The easiest solution is to use one of the many public cloud services. However, this does not work for everyone. Many organizations just are not comfortable storing their data on someone else's equipment located who knows where. Plus the services involve a recurring monthly cost.
Fortunately, the same factors which are making the public clouds cheap - plummeting costs for storage and bandwidth - mean you can build your own cloud storage and back up to it. The storage will have redundancy to protect against hardware errors. You can put this server in some other location, because the only thing better than backup is off-site backup. Software does the rest. You pay for it once and it's yours.
We will show you how to put such a device together for well under $1000. It will have 5TB of redundant storage.
Several companies sell standalone, networked storage devices that will do the job for you. One possibility is the QNAP TS-251, and we will focus on this model. But alternatives such as the LaCie 2big NAS and the Buffalo LinkStation 421e have roughly similar cost. You can buy these products with hard drives already installed; we will assume a QNAP TS-251 with no drives and shop for drives on our own.
The QNAP TS-251 is available from many retailers. The best price we found was at Amazon.com for $307.49. Also at Amazon.com we found Seagate Barracuda ST5000DM000 5TB 3.5-Inch internal hard drives for $144.99. You may be able to find a better price, but not by much. We will buy two of these, so our total hardware cost is $307.49 + $144.99 + $144.99 = $597.47.
You will need software. Get Syncrify from Synametrics. It will automatically back up data on systems to wherever you specify, including your private cloud server somewhere else on the Internet. You can set up specific servers to synchronize automatically to the backup server. Syncrify encrypts all data in transit, so unencrypted data never exists on systems you do not yourself control. A license for six systems costs $245 (you get one free license when you buy five), bringing our total up to $842.47.

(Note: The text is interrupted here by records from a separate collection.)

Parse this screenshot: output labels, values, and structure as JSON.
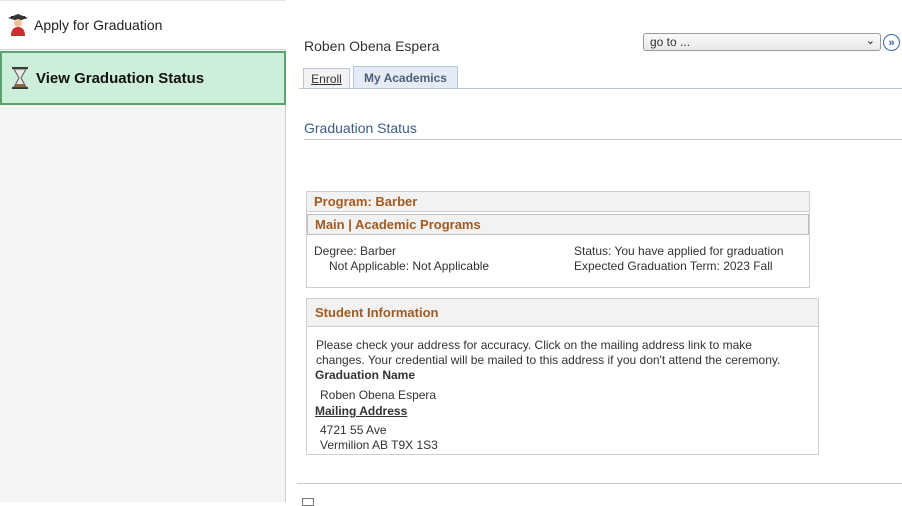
{
  "sidebar": {
    "items": [
      {
        "label": "Apply for Graduation",
        "icon": "graduate-icon"
      },
      {
        "label": "View Graduation Status",
        "icon": "hourglass-icon"
      }
    ]
  },
  "header": {
    "student_name": "Roben Obena Espera",
    "goto_value": "go to ...",
    "goto_button_icon": "double-chevron-right-icon"
  },
  "tabs": [
    {
      "label": "Enroll",
      "active": false
    },
    {
      "label": "My Academics",
      "active": true
    }
  ],
  "section": {
    "title": "Graduation Status"
  },
  "program": {
    "title": "Program: Barber",
    "subheading": "Main | Academic Programs",
    "degree": "Degree: Barber",
    "not_applicable": "Not Applicable: Not Applicable",
    "status": "Status: You have applied for graduation",
    "expected_term": "Expected Graduation Term: 2023 Fall"
  },
  "student_info": {
    "title": "Student Information",
    "instructions_line1": "Please check your address for accuracy. Click on the mailing address link to make",
    "instructions_line2": "changes. Your credential will be mailed to this address if you don't attend the ceremony.",
    "graduation_name_label": "Graduation Name",
    "graduation_name": "Roben Obena Espera",
    "mailing_address_label": "Mailing Address",
    "address_line1": "4721 55 Ave",
    "address_line2": "Vermilion AB T9X 1S3"
  },
  "colors": {
    "accent_orange": "#a35a1e",
    "link_blue": "#3c5d86",
    "selected_green": "#cdeed8"
  }
}
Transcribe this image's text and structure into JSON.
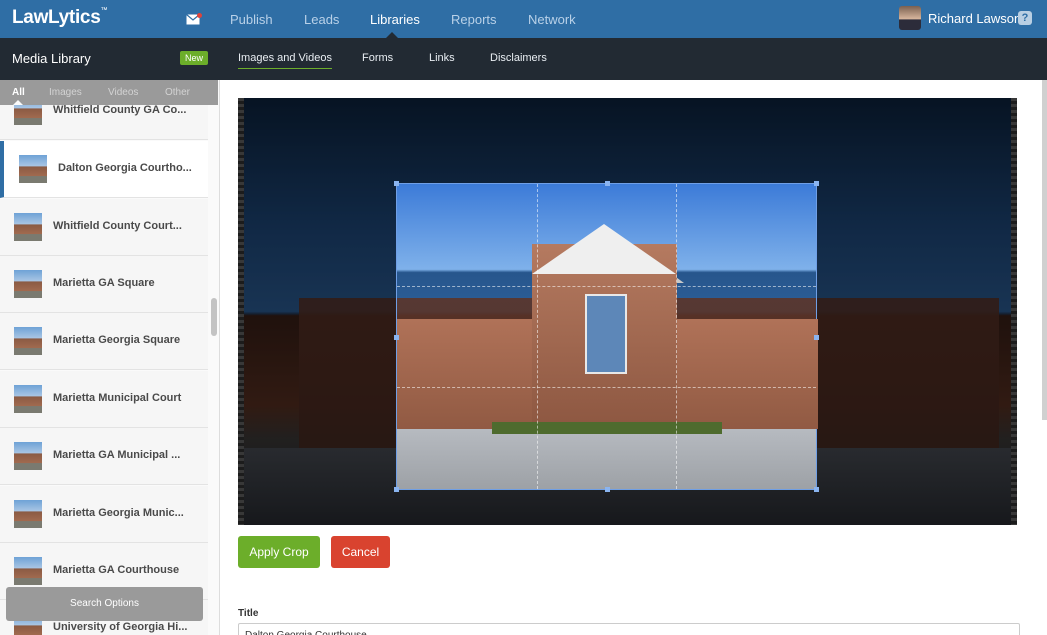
{
  "app": {
    "logo": "LawLytics",
    "logo_mark": "™"
  },
  "topnav": {
    "items": [
      {
        "label": "Publish"
      },
      {
        "label": "Leads"
      },
      {
        "label": "Libraries"
      },
      {
        "label": "Reports"
      },
      {
        "label": "Network"
      }
    ],
    "active": "Libraries"
  },
  "user": {
    "name": "Richard Lawson",
    "help": "?"
  },
  "subnav": {
    "title": "Media Library",
    "badge": "New",
    "tabs": [
      {
        "label": "Images and Videos"
      },
      {
        "label": "Forms"
      },
      {
        "label": "Links"
      },
      {
        "label": "Disclaimers"
      }
    ],
    "active": "Images and Videos"
  },
  "sidebar": {
    "filters": [
      {
        "label": "All"
      },
      {
        "label": "Images"
      },
      {
        "label": "Videos"
      },
      {
        "label": "Other"
      }
    ],
    "active_filter": "All",
    "items": [
      {
        "title": "Whitfield County GA Co..."
      },
      {
        "title": "Dalton Georgia Courtho...",
        "selected": true
      },
      {
        "title": "Whitfield County Court..."
      },
      {
        "title": "Marietta GA Square"
      },
      {
        "title": "Marietta Georgia Square"
      },
      {
        "title": "Marietta Municipal Court"
      },
      {
        "title": "Marietta GA Municipal ..."
      },
      {
        "title": "Marietta Georgia Munic..."
      },
      {
        "title": "Marietta GA Courthouse"
      },
      {
        "title": "University of Georgia Hi..."
      }
    ],
    "search_options": "Search Options"
  },
  "editor": {
    "apply_label": "Apply Crop",
    "cancel_label": "Cancel",
    "title_label": "Title",
    "title_value": "Dalton Georgia Courthouse"
  },
  "colors": {
    "topbar": "#2f6ea5",
    "subbar": "#222a33",
    "accent_green": "#6cae2a",
    "cancel_red": "#d9432f"
  }
}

You will also need bandwidth. How to account for this is tricky, because you likely already have an Internet connection where the data to be backed up is located and at the site of the backup server (your home with a robust broadband connection will be fine). If you feel a separate connection either end is necessary, the cost of that will need to be figured in. But on the business site end you won't be backing up any more data with your own cloud than you would with a public cloud service, so the cost for that bandwidth is the same.
For a modest investment you can build your own personal cloud storage server and set your business systems to back up critical data to it, securely and automatically. You can do this in a way that keeps data strictly under your control and with no recurring cost. It's something to consider next time someone tells you that everything is going to the cloud.